Recently I read an article in a local Hong Kong newspaper. The author, a Hong Kong lady, said that a while ago she and her Japanese husband took their children to visit Hong Kong Disneyland. When they returned home, her husband reprimanded her.
She said Disneyland was crowded and there were long queues everywhere. Some Mainland tourists pushed her from behind and she scolded them. She also stopped some Mainland tourists who tried to cut into the lines.
Mr Japan was unhappy that she spoke loudly to people the whole day. “If the others want to cut the line, just let them be” he said, and added “we should not be impolite.”
Mrs Hong Kong thought that she was correct to stand up for the rights of herself and her children and to teach a lesson to those who broke the rules.
At first I agreed with Mrs Hong Kong, however, soon afterwards I read a story of a happening in China 2,500 years ago.
Scholar Nan Xiazi once visited Prince Cheng. Prince Cheng treated him to roasted Chinese giant salamander.
Nan said: “I heard that a real gentleman does not eat salamander.” (Salamander, also called “baby fish”, makes a sound like a baby crying, so a gentleman does not feel at ease to eat it).
The Prince said, “That is the matter of gentlemen, how does this affect you?”

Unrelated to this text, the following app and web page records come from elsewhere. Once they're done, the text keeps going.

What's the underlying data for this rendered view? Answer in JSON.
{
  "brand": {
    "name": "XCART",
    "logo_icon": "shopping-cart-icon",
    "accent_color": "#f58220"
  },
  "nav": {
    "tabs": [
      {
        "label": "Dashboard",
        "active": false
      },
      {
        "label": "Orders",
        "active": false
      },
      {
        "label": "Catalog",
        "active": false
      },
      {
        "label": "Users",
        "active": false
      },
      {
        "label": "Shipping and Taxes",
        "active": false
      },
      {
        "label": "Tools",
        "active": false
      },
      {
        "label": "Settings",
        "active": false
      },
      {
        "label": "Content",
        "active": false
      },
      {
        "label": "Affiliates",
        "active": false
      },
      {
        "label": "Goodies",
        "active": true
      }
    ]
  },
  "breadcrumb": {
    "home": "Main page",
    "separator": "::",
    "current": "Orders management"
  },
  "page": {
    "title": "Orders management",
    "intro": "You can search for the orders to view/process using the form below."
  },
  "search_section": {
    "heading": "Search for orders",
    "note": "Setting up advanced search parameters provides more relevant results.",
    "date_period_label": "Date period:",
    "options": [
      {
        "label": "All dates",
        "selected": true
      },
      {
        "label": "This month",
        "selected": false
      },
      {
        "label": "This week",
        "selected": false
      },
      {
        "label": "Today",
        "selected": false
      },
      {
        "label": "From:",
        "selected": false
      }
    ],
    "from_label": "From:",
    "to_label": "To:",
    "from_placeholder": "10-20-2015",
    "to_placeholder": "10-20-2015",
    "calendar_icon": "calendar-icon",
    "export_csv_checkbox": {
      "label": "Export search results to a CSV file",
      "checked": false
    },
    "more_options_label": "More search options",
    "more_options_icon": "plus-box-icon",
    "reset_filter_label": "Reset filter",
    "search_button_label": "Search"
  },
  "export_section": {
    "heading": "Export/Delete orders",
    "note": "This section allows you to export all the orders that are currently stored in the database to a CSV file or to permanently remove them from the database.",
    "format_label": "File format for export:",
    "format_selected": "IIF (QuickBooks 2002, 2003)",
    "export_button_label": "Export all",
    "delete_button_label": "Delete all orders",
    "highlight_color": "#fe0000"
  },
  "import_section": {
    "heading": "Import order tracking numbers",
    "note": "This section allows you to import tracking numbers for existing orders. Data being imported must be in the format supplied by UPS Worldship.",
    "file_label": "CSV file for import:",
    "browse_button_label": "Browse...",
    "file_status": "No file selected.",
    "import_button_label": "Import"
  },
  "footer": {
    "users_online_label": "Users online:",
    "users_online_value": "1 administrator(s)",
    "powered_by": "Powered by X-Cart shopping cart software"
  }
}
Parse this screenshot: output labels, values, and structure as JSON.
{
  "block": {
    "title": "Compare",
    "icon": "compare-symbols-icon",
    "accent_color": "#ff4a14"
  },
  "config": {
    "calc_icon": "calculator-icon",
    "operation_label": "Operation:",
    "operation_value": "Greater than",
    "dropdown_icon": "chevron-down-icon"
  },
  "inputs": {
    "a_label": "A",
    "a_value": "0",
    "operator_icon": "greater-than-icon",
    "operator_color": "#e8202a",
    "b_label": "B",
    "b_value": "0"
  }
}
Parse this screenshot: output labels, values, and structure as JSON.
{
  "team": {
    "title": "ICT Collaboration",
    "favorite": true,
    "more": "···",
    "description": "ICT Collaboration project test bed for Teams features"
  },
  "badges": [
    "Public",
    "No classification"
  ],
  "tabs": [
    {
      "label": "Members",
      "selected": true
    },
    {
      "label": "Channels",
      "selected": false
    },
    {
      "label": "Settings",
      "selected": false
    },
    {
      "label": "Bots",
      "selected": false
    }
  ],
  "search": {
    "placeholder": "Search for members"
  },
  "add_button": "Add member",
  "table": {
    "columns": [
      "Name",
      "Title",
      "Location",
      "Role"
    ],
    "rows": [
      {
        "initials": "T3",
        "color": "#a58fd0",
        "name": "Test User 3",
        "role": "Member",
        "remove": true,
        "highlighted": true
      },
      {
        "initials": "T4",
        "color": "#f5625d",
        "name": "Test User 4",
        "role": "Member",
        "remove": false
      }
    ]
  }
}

Nan replied: “I hear that, if a man aims high, then he will constantly improve; if he resorts to degrading things, then his behavior will drop gradually. I dare not say that I am a true gentleman, but I really wish to become a gentleman of honor.”
He then quoted a saying from the Analects of Confucius: “When we see men of worth, we should think of equaling them; when we see men of a contrary character, we should turn inwards and examine ourselves” (見賢思齊焉，見不賢而内自省也).
Upon reading this, I only want to congratulate Mrs Hong Kong for having a gentleman husband.
Source: “Shuo Yuan,” or Garden of Talks: stories and tales from Confucian scholar Liu Xiang from the pre-Qin period to the Western Han Dynasty.
Edited by Damian Robin.